* **STUDY MATERIAL**
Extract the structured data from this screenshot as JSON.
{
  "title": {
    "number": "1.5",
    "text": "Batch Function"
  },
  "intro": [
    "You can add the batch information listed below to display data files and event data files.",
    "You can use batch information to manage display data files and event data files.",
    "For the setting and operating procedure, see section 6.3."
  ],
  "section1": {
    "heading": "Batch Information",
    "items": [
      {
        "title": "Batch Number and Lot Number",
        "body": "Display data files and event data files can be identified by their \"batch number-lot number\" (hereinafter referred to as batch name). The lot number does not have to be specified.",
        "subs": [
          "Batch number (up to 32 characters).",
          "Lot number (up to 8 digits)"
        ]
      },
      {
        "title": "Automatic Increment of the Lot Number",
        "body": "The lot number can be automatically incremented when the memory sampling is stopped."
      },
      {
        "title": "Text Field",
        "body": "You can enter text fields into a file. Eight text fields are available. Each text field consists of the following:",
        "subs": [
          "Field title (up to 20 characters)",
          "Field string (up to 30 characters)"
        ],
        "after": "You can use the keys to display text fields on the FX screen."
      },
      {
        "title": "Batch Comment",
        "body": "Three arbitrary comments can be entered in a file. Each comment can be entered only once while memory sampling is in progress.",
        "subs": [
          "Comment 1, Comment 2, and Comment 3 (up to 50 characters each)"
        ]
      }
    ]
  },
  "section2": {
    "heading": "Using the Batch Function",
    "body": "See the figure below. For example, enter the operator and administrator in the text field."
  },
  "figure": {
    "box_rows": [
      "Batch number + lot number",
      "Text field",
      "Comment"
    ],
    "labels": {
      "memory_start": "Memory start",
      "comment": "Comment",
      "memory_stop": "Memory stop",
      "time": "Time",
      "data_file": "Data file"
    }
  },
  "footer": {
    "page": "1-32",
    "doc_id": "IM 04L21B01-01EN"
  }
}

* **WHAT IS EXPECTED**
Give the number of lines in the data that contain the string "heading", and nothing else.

* **RESULT**
2